My own children are really good at being into whatever they are doing at that moment. Whether it is watching a TV show, colouring in or squeezing honey onto the carpet, they do it wholeheartedly. And they don’t worry about why they are doing something, and they certainly don’t worry about how what they are doing will affect their social status. We all need to spend time just existing in the world because the world is awesome and being alive is amazing. If we are going to teach our children and young people this, we need to model it.

At the beginning of Matthew 18, the disciples are arguing about who is the greatest. In answer, Jesus gets a child to stand in the middle of them and says: “You need to change and become like a child or you will never enter the kingdom of heaven.” When Jesus tells his disciples to change and become like children, he knows what he is talking about. He himself became a child. In some ways that was unnecessary - God could have entered the world as a fully formed adult human being. However, the Christian God came to Earth as a baby - he grew up like everyone else. Imagine God, whose word called light into being, learning to speak, discovering how to form vowels and consonants. Imagine God who knitted DNA together, feeding crumbs to birds or stroking a horse. Imagine God, who made all good things, and gave us the capacity to enjoy them, tasting bread and butter, or playing in the mud with his friends. This world is amazing. Children haven’t learned to forget that yet. God became a child and appreciated this world from a child’s perspective. We should copy his example.
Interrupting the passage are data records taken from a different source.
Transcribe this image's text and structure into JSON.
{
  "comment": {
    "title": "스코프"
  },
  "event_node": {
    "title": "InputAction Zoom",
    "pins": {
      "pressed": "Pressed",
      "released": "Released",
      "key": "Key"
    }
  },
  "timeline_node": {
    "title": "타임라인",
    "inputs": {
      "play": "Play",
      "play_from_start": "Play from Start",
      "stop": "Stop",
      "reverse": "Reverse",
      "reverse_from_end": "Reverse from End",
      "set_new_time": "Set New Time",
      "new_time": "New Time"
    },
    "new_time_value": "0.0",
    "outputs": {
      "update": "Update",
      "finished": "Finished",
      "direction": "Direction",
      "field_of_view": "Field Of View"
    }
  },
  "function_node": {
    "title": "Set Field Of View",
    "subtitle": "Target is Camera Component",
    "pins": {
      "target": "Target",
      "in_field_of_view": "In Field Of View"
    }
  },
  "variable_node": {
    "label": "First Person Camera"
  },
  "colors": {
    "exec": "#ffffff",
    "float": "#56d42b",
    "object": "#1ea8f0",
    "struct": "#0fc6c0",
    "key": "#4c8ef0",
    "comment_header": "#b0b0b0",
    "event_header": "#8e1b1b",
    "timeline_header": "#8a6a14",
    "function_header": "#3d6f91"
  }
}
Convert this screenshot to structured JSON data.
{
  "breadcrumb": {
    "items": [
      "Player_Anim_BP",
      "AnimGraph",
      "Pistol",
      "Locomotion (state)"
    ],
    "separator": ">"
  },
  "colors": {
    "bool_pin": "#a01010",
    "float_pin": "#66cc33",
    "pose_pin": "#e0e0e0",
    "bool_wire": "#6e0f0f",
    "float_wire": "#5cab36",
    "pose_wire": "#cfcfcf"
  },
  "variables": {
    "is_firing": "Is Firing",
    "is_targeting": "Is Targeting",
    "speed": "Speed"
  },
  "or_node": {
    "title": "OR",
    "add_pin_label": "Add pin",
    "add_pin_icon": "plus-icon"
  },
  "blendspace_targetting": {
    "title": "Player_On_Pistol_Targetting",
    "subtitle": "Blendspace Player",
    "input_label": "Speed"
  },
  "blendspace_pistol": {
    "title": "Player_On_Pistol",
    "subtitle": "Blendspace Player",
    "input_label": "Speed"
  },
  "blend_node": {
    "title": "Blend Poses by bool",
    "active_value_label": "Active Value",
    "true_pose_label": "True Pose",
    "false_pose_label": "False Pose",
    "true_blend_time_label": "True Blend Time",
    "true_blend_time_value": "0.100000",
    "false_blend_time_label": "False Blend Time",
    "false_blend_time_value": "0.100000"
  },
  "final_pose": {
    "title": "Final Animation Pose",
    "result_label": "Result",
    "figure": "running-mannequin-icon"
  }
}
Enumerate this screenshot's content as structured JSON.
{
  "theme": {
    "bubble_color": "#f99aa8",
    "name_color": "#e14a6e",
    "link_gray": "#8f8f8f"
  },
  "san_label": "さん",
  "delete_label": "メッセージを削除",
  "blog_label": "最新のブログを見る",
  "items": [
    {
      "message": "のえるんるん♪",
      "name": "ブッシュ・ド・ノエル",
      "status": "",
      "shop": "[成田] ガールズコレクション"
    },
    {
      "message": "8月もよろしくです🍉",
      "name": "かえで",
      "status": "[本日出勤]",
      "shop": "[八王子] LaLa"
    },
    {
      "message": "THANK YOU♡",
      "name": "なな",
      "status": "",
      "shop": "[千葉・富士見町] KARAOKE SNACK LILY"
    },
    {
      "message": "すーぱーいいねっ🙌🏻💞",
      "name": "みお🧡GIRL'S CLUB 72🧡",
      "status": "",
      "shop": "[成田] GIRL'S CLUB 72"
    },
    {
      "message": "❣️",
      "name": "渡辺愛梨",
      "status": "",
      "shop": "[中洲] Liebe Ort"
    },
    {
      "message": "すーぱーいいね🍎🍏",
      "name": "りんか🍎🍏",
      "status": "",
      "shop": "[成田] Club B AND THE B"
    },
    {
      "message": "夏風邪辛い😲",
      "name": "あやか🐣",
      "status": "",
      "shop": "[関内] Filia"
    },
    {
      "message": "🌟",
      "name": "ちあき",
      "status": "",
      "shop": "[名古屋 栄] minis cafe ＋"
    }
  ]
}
Some of our young people come from pressurised households, where the importance of achievement is put on them from a young age. They might feel the pressure to succeed in their exams years before they are due to sit them. They might be given lots of opportunities - dance, drama, music, sport - but often these activities are all purposeful - they are all about achievement, so they aren’t true opportunities to play. These young people need to know the joy of play for its own sake, with no purpose or agenda.

Other young people that we work with might have skewed perceptions of what safe play looks like. Perhaps they have experiences of being victimised, and so in their minds play always involves making someone look stupid or shaming them. Their understanding of play might involve taking dangerous risks. These young people need to know the innocence of play - games that release endorphins in safe ways, that don’t risk harming themselves or others.

How do you teach this? By engaging in play, by doing things that are fun just for their own sake: not to get better grades, to put something on a UCAS form, to solve people’s problems or even to help people to become Christians: it is important just to play because it is great to be alive and this world is full of wonder.

One of our young people was telling me recently that a group of 15-17-year-olds from church had been hanging out at her house. She said that they spent all afternoon competing over who could do the best tricks on the trampoline and drinking apple juice. That is exactly what being a teenager should be about: jumping on the trampoline and drinking apple juice. Not spending all summer doing homework; not drinking cider in the park at midnight. Trampolines and apple juice. Let’s start a movement around that.

Can you step into the child role when the situation requires it? Do you often laugh with your young people? Have they ever seen you be silly, or do something just for the pure, sheer joy of being alive? Do you see your role purely as supervisor or coach, and not as someone who can just be really fun to be around? Do you take joy in the world and in the sheer, marvellous fact that we are all breathing in and out?

If this doesn’t come very naturally to you, get people in your team to help you. Find the people who do this well and get them to do it, and watch and learn so you can put it into practice yourself.

Parent, adult, child

Whether we find it most natural to act from the parent, the adult or the child parts of our personalities, all of them are good, and there is a place for each of them in our ministry. The tricky bit is to work out when each one is appropriate. But getting it right is worth the effort. When we know what each situation requires of us, it’s then we’ll have something really valuable to pass on to our children and young people.